While these are limited, preliminary trials, the response has been huge excitement twinned with concern about the poorest people and countries in the world, who may not get early (if any) access to these drugs, if they are developed as quickly as these trial results suggest. For instance, Pfizer’s vaccine needs to be stored in very low temperatures, conditions which are unlikely to be met in energy-poor African countries. That familiar statistic that the average fridge in the US consumes as much energy as the average person in Africa comes to mind…
Then there is the cost of the vaccine, which – unless the vaccine can be manufactured domestically – governments will likely have to meet using taxes from citizens or grants from other countries. Yesterday, on World Aids Day, the head of UNAIDS Winnie Byanymima, reminded the world what happens when needs for vaccines to address a pandemic are neglected. Prior to COVID19, in 2019, 1.7 million people were newly infected with HIV, and 690,000 people died of HIV-related diseases – the majority of whom were in Africa. Yet, HIV has been around for over 35 years. There is a risk of history repeating itself with COVID19.
How to avoid this?
Our infographic this week reveals that while this dire situation is still entirely plausible, many African countries are doing their best to build an alternative, economically feasible means of living with COVID19. There is still no “mass outbreak” across the continent – Africa as a whole still has considerably less cases than the rest of the world.
However, cases continue to fluctuate in different countries, with some countries trying to manage “second waves”, especially in North Africa, and others simply still doing their best to manage a slowly rising trend, and yet others seeing low case numbers and over 95% recovery rates. This will likely continue into 2021.
But more crucially, for the first time we calculate how much Africa accounts for global testing that has taken so far. The numbers are not encouraging. Despite being on a rising trend, and with testing capacity becoming more widely distributed across countries, Africa as a whole accounts for around 2.2% of all tests done in the world.
What does this mean for vaccine roll out? Can African countries be hopeful? With only 8 countries having sufficient finance in budgets to commit to pre-ordering the vaccine, and only 3 countries on the continent working – with China – to potentially manufacture a vaccine, we are worried African people will be left behind. Very behind.
Check out the graphics and numbers here, and let us know your feedback.
*** The End***
To find out how Development Reimagined can help you, your organisation or Government during the COVID-19 outbreak please email the team at firstname.lastname@example.org .
Special thanks go to Joana Cobbinah, Rosie Wigmore, Rosie Flowers, and Jing Cai for their work on the graphic and collecting/analysing the underlying data.
The data was collated from a range of sources including: government websites and media reports, the IMF policy tracker; the US Chamber COVID19 Dashboard; Our World in Data, Africa CDC and Worldometer. Our methodology is entirely in-house, based on analysis of spending, social distancing, income categories and other trends.

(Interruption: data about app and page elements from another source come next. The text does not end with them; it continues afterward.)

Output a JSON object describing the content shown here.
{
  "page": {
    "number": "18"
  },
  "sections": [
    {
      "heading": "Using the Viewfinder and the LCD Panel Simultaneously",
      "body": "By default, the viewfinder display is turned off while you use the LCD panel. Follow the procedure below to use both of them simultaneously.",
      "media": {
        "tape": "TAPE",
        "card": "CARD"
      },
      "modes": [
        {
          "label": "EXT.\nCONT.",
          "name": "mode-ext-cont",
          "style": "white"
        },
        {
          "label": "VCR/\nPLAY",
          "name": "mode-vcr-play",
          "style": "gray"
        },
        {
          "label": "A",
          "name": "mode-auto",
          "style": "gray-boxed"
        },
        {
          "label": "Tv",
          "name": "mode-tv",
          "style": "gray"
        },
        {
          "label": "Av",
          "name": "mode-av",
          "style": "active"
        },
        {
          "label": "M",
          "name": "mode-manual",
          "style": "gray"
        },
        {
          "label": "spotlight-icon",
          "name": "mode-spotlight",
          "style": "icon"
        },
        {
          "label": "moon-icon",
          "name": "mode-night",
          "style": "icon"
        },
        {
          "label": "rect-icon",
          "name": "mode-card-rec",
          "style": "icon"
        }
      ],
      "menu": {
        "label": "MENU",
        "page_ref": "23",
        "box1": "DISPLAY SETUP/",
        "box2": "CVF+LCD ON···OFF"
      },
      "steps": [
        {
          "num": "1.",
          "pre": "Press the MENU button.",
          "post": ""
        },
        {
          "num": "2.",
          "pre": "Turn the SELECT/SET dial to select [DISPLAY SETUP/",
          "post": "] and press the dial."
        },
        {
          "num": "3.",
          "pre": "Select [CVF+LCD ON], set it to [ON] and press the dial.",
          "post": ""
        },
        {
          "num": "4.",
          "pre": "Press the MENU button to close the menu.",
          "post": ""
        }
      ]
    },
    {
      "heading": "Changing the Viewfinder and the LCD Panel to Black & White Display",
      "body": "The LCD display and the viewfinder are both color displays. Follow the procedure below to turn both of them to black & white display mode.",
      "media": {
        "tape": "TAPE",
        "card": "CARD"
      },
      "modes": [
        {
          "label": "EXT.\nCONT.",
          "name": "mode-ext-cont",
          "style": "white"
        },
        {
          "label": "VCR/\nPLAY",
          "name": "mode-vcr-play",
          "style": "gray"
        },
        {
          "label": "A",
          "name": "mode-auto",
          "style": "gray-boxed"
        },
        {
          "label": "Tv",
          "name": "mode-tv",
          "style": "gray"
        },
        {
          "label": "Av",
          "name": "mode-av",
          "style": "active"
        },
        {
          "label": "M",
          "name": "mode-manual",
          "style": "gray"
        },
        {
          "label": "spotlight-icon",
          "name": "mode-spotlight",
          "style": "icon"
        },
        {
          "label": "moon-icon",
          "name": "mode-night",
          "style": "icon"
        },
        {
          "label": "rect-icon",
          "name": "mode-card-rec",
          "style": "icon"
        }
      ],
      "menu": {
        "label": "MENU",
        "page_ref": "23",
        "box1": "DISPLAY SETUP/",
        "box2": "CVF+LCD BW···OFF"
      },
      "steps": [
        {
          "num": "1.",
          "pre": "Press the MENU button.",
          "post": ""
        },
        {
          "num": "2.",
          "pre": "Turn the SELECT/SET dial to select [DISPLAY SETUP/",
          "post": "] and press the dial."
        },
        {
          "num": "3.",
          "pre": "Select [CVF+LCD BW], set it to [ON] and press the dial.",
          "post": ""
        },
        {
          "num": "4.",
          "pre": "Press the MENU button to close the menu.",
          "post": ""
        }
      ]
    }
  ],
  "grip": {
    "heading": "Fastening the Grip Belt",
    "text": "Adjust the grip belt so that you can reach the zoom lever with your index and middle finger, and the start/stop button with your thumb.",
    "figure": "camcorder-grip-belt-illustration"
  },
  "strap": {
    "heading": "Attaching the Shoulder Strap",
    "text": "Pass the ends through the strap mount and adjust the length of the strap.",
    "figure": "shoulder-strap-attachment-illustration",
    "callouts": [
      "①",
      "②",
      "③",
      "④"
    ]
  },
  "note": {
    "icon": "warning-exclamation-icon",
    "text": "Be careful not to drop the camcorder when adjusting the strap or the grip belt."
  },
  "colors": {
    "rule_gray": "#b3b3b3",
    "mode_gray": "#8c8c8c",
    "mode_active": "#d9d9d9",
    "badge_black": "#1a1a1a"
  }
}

If you spot any gaps or have any enquiries, please send your feedback to us at DRteam@developmentreimagined.com, we will aim to respond asap.